SUPPLIED DATA: Begin

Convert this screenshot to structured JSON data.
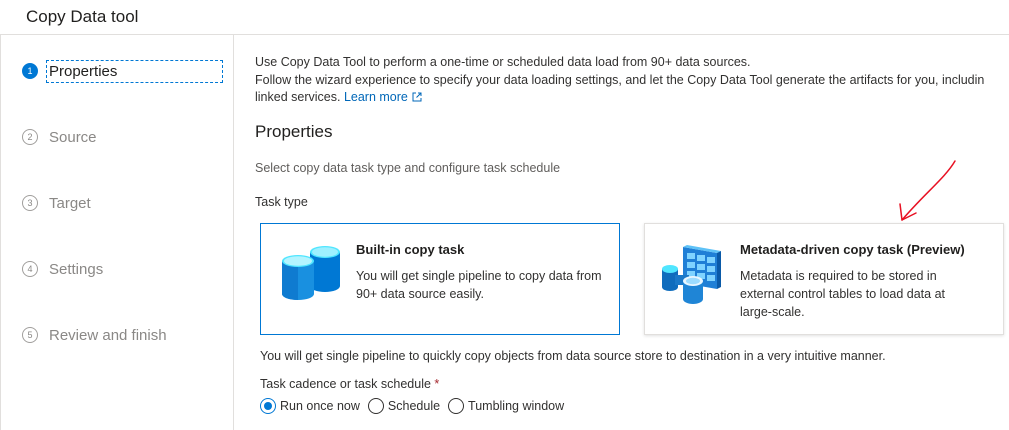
{
  "window": {
    "title": "Copy Data tool"
  },
  "steps": [
    {
      "number": "1",
      "label": "Properties",
      "active": true
    },
    {
      "number": "2",
      "label": "Source"
    },
    {
      "number": "3",
      "label": "Target"
    },
    {
      "number": "4",
      "label": "Settings"
    },
    {
      "number": "5",
      "label": "Review and finish"
    }
  ],
  "intro": {
    "line1": "Use Copy Data Tool to perform a one-time or scheduled data load from 90+ data sources.",
    "line2": "Follow the wizard experience to specify your data loading settings, and let the Copy Data Tool generate the artifacts for you, includin",
    "line3_prefix": "linked services.",
    "learn_more": "Learn more"
  },
  "section": {
    "title": "Properties",
    "subtitle": "Select copy data task type and configure task schedule",
    "task_type_label": "Task type"
  },
  "cards": [
    {
      "title": "Built-in copy task",
      "description": "You will get single pipeline to copy data from 90+ data source easily.",
      "icon": "database-icon",
      "selected": true
    },
    {
      "title": "Metadata-driven copy task (Preview)",
      "description": "Metadata is required to be stored in external control tables to load data at large-scale.",
      "icon": "metadata-table-icon",
      "selected": false
    }
  ],
  "note": "You will get single pipeline to quickly copy objects from data source store to destination in a very intuitive manner.",
  "schedule": {
    "label": "Task cadence or task schedule",
    "required_mark": "*",
    "options": [
      {
        "label": "Run once now",
        "checked": true
      },
      {
        "label": "Schedule",
        "checked": false
      },
      {
        "label": "Tumbling window",
        "checked": false
      }
    ]
  },
  "colors": {
    "accent": "#0078d4",
    "annotation": "#e81123",
    "link": "#0067b8"
  }
}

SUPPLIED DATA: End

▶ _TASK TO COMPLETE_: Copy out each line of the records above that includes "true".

▶ _SOLUTION_:
      "active": true
      "selected": true
        "checked": true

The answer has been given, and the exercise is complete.